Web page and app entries
------------------------------------

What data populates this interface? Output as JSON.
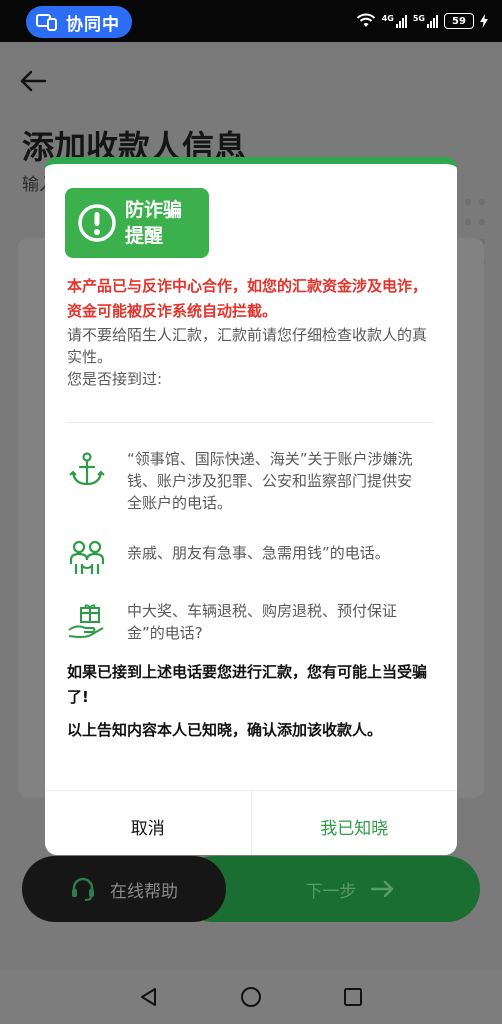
{
  "status_bar": {
    "collab_label": "协同中",
    "battery": "59",
    "net_a": "4G",
    "net_b": "5G"
  },
  "page": {
    "title": "添加收款人信息",
    "subtitle": "输入"
  },
  "bottom": {
    "help_label": "在线帮助",
    "next_label": "下一步"
  },
  "modal": {
    "badge_text": "防诈骗提醒",
    "warning": "本产品已与反诈中心合作，如您的汇款资金涉及电诈，资金可能被反诈系统自动拦截。",
    "intro": "请不要给陌生人汇款，汇款前请您仔细检查收款人的真实性。",
    "ask": "您是否接到过:",
    "items": [
      {
        "icon": "anchor-icon",
        "text": "“领事馆、国际快递、海关”关于账户涉嫌洗钱、账户涉及犯罪、公安和监察部门提供安全账户的电话。"
      },
      {
        "icon": "family-icon",
        "text": "亲戚、朋友有急事、急需用钱”的电话。"
      },
      {
        "icon": "gift-hand-icon",
        "text": "中大奖、车辆退税、购房退税、预付保证金”的电话?"
      }
    ],
    "caution": "如果已接到上述电话要您进行汇款，您有可能上当受骗了!",
    "acknowledge": "以上告知内容本人已知晓，确认添加该收款人。",
    "cancel_label": "取消",
    "confirm_label": "我已知晓"
  },
  "colors": {
    "accent_green": "#2ea84d",
    "warning_red": "#e2342b",
    "collab_blue": "#2c6df5"
  }
}
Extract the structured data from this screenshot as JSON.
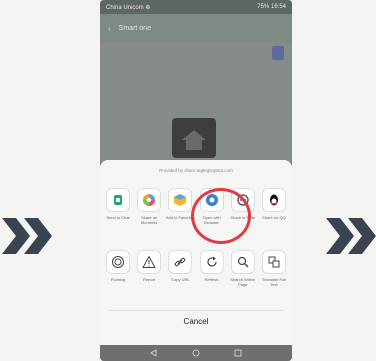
{
  "status_bar": {
    "carrier": "China Unicom ⊕",
    "battery": "75%",
    "time": "16:54"
  },
  "app_bar": {
    "back_glyph": "‹",
    "title": "Smart one"
  },
  "share_sheet": {
    "powered_by": "Provided by share.tegtegtegtegt.com",
    "row1": [
      {
        "label": "Send to Chat",
        "icon": "chat-send-icon",
        "color": "#22a86a"
      },
      {
        "label": "Share on Moments",
        "icon": "moments-icon",
        "color": "#e7a52d"
      },
      {
        "label": "Add to Favorites",
        "icon": "favorite-cube-icon",
        "color": "#f2b62c"
      },
      {
        "label": "Open with Browser",
        "icon": "browser-icon",
        "color": "#3b7bd4"
      },
      {
        "label": "Share to Note",
        "icon": "note-icon",
        "color": "#5b5b5b"
      },
      {
        "label": "Share on QQ",
        "icon": "qq-penguin-icon",
        "color": "#111111"
      }
    ],
    "row2": [
      {
        "label": "Floating",
        "icon": "floating-icon"
      },
      {
        "label": "Report",
        "icon": "warning-icon"
      },
      {
        "label": "Copy URL",
        "icon": "link-icon"
      },
      {
        "label": "Refresh",
        "icon": "refresh-icon"
      },
      {
        "label": "Search Within Page",
        "icon": "search-icon"
      },
      {
        "label": "Translate Full Text",
        "icon": "translate-icon"
      }
    ],
    "cancel_label": "Cancel"
  },
  "highlight_color": "#e03a45",
  "arrow_color": "#3a4350"
}
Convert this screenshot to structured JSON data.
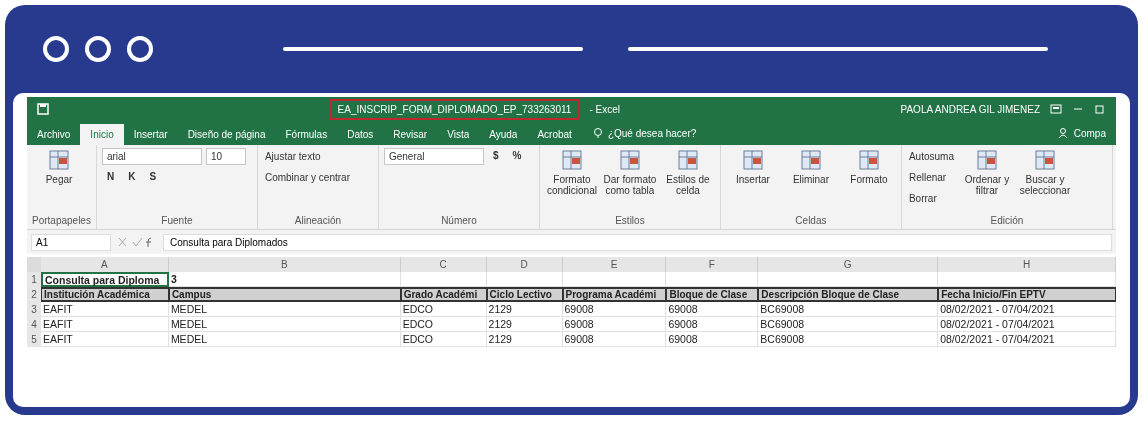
{
  "window": {
    "filename": "EA_INSCRIP_FORM_DIPLOMADO_EP_733263011",
    "app": "- Excel",
    "user": "PAOLA ANDREA GIL JIMENEZ"
  },
  "tabs": [
    {
      "label": "Archivo",
      "selected": false
    },
    {
      "label": "Inicio",
      "selected": true
    },
    {
      "label": "Insertar",
      "selected": false
    },
    {
      "label": "Diseño de página",
      "selected": false
    },
    {
      "label": "Fórmulas",
      "selected": false
    },
    {
      "label": "Datos",
      "selected": false
    },
    {
      "label": "Revisar",
      "selected": false
    },
    {
      "label": "Vista",
      "selected": false
    },
    {
      "label": "Ayuda",
      "selected": false
    },
    {
      "label": "Acrobat",
      "selected": false
    }
  ],
  "tell_me": "¿Qué desea hacer?",
  "share": "Compa",
  "ribbon": [
    {
      "label": "Portapapeles",
      "items": [
        {
          "kind": "large",
          "label": "Pegar"
        }
      ]
    },
    {
      "label": "Fuente",
      "items": [
        {
          "kind": "field",
          "label": "arial"
        },
        {
          "kind": "field",
          "label": "10"
        },
        {
          "kind": "letter",
          "label": "N"
        },
        {
          "kind": "letter",
          "label": "K"
        },
        {
          "kind": "letter",
          "label": "S"
        }
      ]
    },
    {
      "label": "Alineación",
      "items": [
        {
          "kind": "small",
          "label": "Ajustar texto"
        },
        {
          "kind": "small",
          "label": "Combinar y centrar"
        }
      ]
    },
    {
      "label": "Número",
      "items": [
        {
          "kind": "field",
          "label": "General"
        },
        {
          "kind": "letter",
          "label": "$"
        },
        {
          "kind": "letter",
          "label": "%"
        }
      ]
    },
    {
      "label": "Estilos",
      "items": [
        {
          "kind": "large",
          "label": "Formato condicional"
        },
        {
          "kind": "large",
          "label": "Dar formato como tabla"
        },
        {
          "kind": "large",
          "label": "Estilos de celda"
        }
      ]
    },
    {
      "label": "Celdas",
      "items": [
        {
          "kind": "large",
          "label": "Insertar"
        },
        {
          "kind": "large",
          "label": "Eliminar"
        },
        {
          "kind": "large",
          "label": "Formato"
        }
      ]
    },
    {
      "label": "Edición",
      "items": [
        {
          "kind": "small",
          "label": "Autosuma"
        },
        {
          "kind": "small",
          "label": "Rellenar"
        },
        {
          "kind": "small",
          "label": "Borrar"
        },
        {
          "kind": "large",
          "label": "Ordenar y filtrar"
        },
        {
          "kind": "large",
          "label": "Buscar y seleccionar"
        }
      ]
    }
  ],
  "formula_bar": {
    "cell": "A1",
    "value": "Consulta para Diplomados"
  },
  "sheet": {
    "columns": [
      "A",
      "B",
      "C",
      "D",
      "E",
      "F",
      "G",
      "H"
    ],
    "rows": [
      {
        "number": "1",
        "kind": "title",
        "cells": [
          "Consulta para Diploma",
          "3",
          "",
          "",
          "",
          "",
          "",
          ""
        ]
      },
      {
        "number": "2",
        "kind": "header",
        "cells": [
          "Institución Académica",
          "Campus",
          "Grado Académi",
          "Ciclo Lectivo",
          "Programa Académi",
          "Bloque de Clase",
          "Descripción Bloque de Clase",
          "Fecha Inicio/Fin EPTV"
        ]
      },
      {
        "number": "3",
        "kind": "data",
        "cells": [
          "EAFIT",
          "MEDEL",
          "EDCO",
          "2129",
          "69008",
          "69008",
          "BC69008",
          "08/02/2021 - 07/04/2021"
        ]
      },
      {
        "number": "4",
        "kind": "data",
        "cells": [
          "EAFIT",
          "MEDEL",
          "EDCO",
          "2129",
          "69008",
          "69008",
          "BC69008",
          "08/02/2021 - 07/04/2021"
        ]
      },
      {
        "number": "5",
        "kind": "data",
        "cells": [
          "EAFIT",
          "MEDEL",
          "EDCO",
          "2129",
          "69008",
          "69008",
          "BC69008",
          "08/02/2021 - 07/04/2021"
        ]
      }
    ]
  }
}
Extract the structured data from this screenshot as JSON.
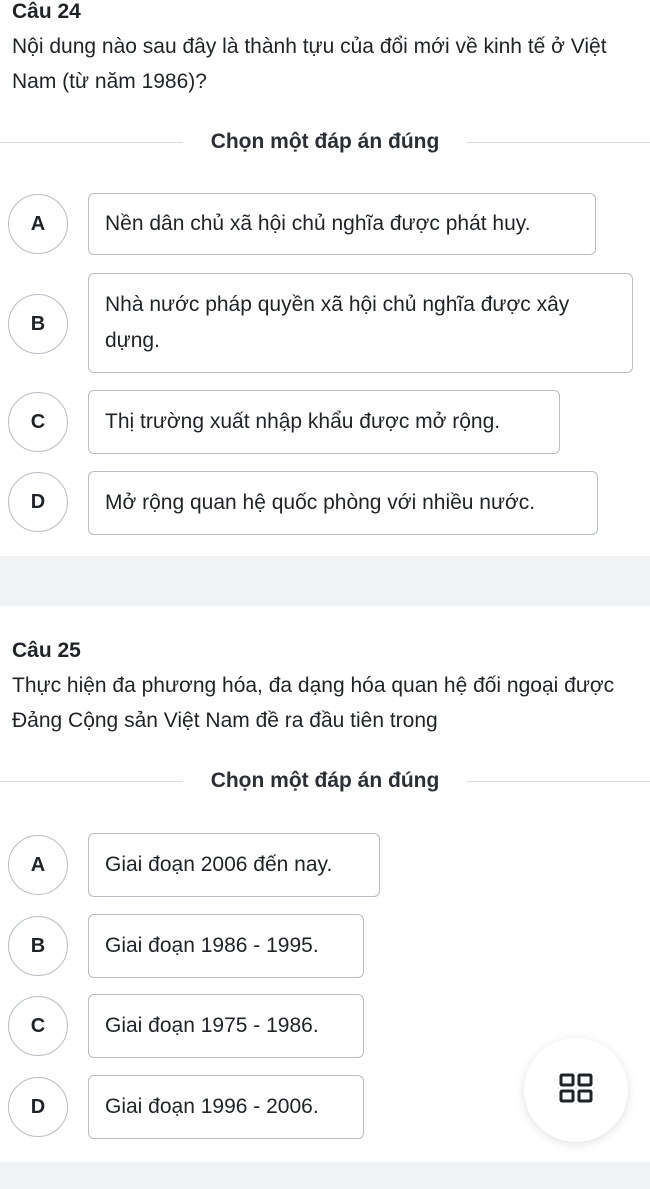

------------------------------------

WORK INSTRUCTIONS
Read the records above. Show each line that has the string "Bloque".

RESPONSE TO THIS TASK
          "Bloque de Clase",
          "Descripción Bloque de Clase",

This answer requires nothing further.